You probably know methane as the stinky greenhouse gas. It's potent, long-lived, and is released from places like agricultural lands and wetlands. But a new study published in Nature discusses how the gas may also be released from destabilized clathrates, or forms of methane that are stabilized beneath ice sheets.
Although the methane in clathrates presently lies dormant, scientists are worried that increasing temperatures due to climate change could destabilize them resulting in a massive release of methane into the atmosphere, which would significantly amplify global climate change.
It has been shown that at low latitudes, if one clathrate destabilizes in front of an ice sheet, others will soon follow in a chain reaction of destabilization because clathrates are in a temperature-pressure balance of only a few degrees.

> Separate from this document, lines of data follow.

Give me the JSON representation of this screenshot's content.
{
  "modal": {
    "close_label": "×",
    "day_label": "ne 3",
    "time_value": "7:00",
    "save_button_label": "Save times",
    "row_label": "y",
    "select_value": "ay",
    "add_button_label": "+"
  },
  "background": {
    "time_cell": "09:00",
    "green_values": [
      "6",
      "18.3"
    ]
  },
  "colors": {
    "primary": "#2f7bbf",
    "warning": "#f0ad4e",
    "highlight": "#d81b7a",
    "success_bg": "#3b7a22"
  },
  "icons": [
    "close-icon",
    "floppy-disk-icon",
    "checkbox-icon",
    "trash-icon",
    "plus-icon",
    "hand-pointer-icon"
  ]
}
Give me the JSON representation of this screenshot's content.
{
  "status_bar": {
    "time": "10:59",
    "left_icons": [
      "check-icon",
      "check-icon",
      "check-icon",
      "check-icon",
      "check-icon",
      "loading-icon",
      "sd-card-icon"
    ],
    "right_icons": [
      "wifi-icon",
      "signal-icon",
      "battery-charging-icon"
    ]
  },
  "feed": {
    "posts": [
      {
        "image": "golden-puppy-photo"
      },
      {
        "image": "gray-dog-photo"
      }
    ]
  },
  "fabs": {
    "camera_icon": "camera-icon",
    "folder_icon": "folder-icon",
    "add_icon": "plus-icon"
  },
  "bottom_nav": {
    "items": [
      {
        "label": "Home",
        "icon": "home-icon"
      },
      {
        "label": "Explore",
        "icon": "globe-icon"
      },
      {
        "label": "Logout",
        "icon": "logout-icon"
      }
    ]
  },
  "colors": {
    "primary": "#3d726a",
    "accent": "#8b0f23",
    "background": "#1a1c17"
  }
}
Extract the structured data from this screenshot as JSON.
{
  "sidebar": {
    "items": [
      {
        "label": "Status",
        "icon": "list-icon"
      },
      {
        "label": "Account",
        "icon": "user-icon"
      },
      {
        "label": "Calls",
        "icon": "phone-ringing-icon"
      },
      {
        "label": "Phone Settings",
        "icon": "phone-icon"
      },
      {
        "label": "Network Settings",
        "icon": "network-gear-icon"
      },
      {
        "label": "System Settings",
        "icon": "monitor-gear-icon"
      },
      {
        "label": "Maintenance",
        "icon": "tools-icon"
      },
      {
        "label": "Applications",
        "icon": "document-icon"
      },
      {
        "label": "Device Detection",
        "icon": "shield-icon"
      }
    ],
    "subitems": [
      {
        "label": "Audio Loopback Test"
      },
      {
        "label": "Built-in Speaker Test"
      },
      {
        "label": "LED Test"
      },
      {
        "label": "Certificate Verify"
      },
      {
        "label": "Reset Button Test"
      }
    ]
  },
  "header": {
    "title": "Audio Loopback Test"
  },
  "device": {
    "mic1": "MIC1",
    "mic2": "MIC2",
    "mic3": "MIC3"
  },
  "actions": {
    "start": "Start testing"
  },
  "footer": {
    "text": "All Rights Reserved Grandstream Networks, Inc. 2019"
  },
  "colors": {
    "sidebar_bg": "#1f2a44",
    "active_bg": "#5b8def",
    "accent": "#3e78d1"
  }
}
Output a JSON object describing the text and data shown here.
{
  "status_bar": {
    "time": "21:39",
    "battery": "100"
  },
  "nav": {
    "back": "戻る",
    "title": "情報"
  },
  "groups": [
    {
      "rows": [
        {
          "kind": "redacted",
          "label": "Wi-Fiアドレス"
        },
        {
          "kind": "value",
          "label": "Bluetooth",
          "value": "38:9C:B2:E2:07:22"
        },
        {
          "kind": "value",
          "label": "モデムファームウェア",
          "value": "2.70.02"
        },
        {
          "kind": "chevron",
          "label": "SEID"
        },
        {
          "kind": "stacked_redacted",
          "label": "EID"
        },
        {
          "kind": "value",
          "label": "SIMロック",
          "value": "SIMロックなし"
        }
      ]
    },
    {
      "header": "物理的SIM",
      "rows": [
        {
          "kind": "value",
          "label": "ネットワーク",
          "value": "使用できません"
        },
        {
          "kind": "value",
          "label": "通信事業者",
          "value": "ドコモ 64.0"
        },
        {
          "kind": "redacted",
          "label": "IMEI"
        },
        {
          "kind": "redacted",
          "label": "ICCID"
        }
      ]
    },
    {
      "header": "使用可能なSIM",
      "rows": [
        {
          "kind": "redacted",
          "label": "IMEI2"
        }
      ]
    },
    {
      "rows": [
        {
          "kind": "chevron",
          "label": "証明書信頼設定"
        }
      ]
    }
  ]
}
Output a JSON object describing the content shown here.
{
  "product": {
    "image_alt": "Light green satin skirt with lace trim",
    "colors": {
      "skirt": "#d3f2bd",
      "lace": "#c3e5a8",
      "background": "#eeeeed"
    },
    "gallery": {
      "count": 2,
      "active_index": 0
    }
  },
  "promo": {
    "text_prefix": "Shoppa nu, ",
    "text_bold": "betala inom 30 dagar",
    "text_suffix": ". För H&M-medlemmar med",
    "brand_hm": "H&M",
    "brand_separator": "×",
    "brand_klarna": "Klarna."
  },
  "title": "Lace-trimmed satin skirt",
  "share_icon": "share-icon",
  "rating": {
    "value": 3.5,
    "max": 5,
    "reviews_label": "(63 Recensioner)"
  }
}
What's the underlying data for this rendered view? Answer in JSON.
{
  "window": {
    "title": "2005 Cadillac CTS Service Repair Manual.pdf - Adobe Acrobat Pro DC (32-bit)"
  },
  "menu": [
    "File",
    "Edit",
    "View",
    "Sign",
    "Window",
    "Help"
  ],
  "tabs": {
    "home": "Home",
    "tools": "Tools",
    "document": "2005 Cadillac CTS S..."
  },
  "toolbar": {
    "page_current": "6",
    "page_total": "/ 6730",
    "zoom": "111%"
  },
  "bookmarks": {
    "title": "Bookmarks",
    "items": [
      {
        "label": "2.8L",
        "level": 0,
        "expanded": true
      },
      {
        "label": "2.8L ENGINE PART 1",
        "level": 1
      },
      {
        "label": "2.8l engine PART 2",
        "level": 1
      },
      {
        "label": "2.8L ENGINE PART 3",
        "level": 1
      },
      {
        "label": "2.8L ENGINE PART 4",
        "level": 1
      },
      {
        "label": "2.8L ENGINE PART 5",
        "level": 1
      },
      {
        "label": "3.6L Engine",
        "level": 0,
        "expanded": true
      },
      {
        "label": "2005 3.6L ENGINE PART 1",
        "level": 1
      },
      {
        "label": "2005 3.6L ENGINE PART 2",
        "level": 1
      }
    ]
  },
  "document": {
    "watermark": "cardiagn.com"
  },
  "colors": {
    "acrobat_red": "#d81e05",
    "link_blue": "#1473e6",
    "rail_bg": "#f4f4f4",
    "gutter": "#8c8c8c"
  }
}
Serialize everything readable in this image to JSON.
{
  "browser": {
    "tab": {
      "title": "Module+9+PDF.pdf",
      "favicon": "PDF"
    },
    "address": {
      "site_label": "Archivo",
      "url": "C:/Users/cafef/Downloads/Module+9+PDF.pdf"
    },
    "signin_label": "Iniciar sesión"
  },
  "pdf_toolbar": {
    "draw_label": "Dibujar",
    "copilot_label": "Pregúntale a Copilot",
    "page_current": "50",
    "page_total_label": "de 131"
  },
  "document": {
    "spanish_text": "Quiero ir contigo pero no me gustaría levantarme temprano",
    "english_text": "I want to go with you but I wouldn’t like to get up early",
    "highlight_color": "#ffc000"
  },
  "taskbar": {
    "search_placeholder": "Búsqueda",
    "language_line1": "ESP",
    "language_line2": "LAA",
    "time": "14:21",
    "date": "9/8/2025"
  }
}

Now that would really stink.
For more on climate change, check out http://www.oceana.org/climate.
- Baby Sea Turtles Found to Make Noise to Coordinate Hatching Posted Mon, July 28, 2014
- Staff Spotlight: Jackie Savitz Posted Mon, July 28, 2014
- Ocean News: Cape Cod Embraces Shark Spottings, Rare White Southern Right Whale Calf Spotted off Australia, and More Posted Tue, July 29, 2014
- No-Take Zones in Belize Could Rebuild Conch, Lobster, and Grouper Populations Posted Tue, July 29, 2014
- Impacts of Climate Change on Highly Migratory Species Prioritized in NMFS Management Plan Posted Tue, July 29, 2014